Cowden Syndrome is a rare genetic disorder characterized by multiple non-cancerous tumors, which can affect many parts of the body. Common symptoms include abdominal pain, skin lesions, heart palpitations, and joint pain. Dealing with the symptoms of Cowden Syndrome can be challenging, but there are some strategies that can help you manage the condition.

  • Eat a Healthy Diet: Eating a diet rich in fruits and vegetables can help reduce inflammation and support overall health. It’s also important to avoid processed foods and sugar.
  • Exercise Regularly: Exercise is an important part of managing any chronic condition. Regular exercise can help reduce fatigue, improve sleep quality, and boost mood.
  • Manage Stress: Stress can worsen symptoms of Cowden Syndrome, so it’s important to find ways to manage it. Practicing mindfulness or taking up yoga or tai chi can be helpful.
  • Consult a Health Care Professional: Working with your doctor or other healthcare professionals is essential for managing your condition. They can provide advice on medications and lifestyle changes that may be beneficial.
  • Seek Support from Others: Cowden Syndrome can be isolating and it’s important to seek support from family members and friends who understand what you’re going through. Joining a support group for people with Cowden Syndrome may also be helpful.
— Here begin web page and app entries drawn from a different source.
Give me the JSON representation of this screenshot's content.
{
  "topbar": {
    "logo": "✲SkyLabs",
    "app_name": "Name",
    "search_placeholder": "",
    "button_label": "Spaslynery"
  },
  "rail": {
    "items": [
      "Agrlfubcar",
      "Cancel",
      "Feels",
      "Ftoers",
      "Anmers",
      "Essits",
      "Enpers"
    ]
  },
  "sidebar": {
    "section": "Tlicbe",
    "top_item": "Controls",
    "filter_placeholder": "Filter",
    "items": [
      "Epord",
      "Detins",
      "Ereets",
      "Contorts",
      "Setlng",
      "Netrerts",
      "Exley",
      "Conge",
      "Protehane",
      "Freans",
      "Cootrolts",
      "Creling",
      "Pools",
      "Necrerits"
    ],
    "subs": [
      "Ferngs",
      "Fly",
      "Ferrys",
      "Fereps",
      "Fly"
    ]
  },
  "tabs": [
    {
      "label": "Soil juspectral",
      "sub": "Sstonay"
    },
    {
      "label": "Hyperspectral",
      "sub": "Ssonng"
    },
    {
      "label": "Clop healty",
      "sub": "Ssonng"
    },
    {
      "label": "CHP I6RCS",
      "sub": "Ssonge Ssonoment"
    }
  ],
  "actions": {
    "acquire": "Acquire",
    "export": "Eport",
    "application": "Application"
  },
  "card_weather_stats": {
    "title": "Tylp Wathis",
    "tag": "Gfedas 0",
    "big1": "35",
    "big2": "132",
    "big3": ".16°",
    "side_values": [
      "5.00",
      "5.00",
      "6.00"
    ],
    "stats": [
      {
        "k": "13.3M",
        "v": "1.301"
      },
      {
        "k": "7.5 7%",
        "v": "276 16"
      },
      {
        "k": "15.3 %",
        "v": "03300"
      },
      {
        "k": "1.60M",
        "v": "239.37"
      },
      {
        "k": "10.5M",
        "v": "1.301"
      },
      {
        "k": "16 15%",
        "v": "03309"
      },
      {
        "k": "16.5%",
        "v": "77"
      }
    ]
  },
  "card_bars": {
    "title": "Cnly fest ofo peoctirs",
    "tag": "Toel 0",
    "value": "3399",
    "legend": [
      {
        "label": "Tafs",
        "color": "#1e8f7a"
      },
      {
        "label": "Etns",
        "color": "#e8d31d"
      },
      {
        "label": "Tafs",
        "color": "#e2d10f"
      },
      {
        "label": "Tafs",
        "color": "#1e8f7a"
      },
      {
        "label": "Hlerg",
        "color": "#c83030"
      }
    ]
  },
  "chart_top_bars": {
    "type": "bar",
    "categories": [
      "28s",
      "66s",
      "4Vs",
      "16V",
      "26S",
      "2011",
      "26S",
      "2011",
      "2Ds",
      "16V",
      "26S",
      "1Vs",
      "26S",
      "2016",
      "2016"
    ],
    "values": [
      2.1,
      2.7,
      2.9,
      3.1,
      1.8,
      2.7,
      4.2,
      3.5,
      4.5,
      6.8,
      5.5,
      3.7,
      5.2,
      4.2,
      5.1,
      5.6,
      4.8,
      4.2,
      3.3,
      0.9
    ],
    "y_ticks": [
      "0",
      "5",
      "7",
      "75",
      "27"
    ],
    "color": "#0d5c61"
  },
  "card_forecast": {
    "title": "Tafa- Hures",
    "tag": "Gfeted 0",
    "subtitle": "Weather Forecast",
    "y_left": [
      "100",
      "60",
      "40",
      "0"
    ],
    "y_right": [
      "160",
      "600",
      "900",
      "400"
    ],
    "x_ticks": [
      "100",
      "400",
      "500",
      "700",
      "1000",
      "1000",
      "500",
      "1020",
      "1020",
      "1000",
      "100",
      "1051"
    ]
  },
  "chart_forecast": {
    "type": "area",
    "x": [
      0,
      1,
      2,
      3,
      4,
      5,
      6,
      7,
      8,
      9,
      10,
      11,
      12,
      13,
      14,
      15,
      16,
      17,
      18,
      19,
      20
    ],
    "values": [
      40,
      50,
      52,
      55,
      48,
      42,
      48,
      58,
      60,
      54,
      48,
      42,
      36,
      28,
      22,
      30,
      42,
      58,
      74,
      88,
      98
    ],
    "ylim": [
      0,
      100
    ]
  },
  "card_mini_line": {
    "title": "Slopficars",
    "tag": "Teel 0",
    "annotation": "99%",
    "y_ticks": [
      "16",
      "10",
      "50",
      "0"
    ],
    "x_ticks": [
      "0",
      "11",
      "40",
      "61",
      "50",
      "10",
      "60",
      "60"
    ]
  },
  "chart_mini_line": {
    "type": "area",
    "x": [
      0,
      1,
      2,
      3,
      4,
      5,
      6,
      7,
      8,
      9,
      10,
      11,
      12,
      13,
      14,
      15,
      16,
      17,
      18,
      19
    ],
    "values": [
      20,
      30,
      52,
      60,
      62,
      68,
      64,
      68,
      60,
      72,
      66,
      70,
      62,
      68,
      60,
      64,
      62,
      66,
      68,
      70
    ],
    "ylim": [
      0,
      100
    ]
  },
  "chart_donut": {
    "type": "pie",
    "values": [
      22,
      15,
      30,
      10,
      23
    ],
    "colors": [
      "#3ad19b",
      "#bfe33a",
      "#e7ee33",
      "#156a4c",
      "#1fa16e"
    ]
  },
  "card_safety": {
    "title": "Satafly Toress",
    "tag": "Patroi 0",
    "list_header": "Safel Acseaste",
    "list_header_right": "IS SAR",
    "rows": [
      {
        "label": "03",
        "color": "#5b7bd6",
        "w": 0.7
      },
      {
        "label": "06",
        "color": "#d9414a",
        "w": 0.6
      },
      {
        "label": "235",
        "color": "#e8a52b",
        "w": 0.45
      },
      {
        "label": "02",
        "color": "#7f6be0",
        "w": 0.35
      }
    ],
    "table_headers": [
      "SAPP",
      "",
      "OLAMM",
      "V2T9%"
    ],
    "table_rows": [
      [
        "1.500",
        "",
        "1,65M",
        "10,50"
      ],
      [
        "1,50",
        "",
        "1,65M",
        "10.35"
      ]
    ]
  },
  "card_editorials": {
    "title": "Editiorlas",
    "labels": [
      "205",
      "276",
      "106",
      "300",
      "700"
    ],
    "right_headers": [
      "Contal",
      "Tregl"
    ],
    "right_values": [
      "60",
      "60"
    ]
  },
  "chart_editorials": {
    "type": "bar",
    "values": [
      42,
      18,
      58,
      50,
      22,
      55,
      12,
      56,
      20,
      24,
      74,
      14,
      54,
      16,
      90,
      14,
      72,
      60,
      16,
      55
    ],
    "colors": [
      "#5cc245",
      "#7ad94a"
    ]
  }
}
These strategies may not completely eliminate your symptoms but they can help you manage them more effectively. It’s also important to stay in close contact with your doctor so that they can monitor your condition and make any necessary adjustments to your treatment plan if needed.

In Reflection on Cowden Syndrome Medical Condition

Cowden Syndrome is a rare condition that affects an individual’s health in various ways. It is caused by mutations in the PTEN gene, and has a wide range of symptoms. These can include physical features such as facial features, macrocephaly, and benign tumors; as well as other medical complications such as autism spectrum disorder, thyroid disease, various tumors, and increased risk for cancer.

It is important to recognize Cowden Syndrome early in order to prevent any potential medical complications. Early diagnosis allows for proper management of the condition through lifestyle changes and medications to help reduce the risk of developing cancer or other medical problems. Additionally, it is important to provide support for those with Cowden Syndrome so they can live their lives to the fullest extent possible.

Living with Cowden Syndrome can be difficult and require a lot of adjustments in lifestyle in order to manage the condition. However, with proper diagnosis and treatment, people living with this disorder can lead full and meaningful lives. It is also important to provide emotional support for those affected by this rare disorder so that they feel understood and cared for by their loved ones.

In conclusion, Cowden Syndrome is a rare disorder which affects individuals in different ways depending on how it manifests itself. It requires careful management through lifestyle changes and medications in order to avoid potential medical complications such as cancer or other issues associated with the condition. Additionally, providing emotional support for those living with Cowden Syndrome is essential so they can live their lives to the fullest extent possible despite its challenges.

Home
 
Xanthelasma Treatment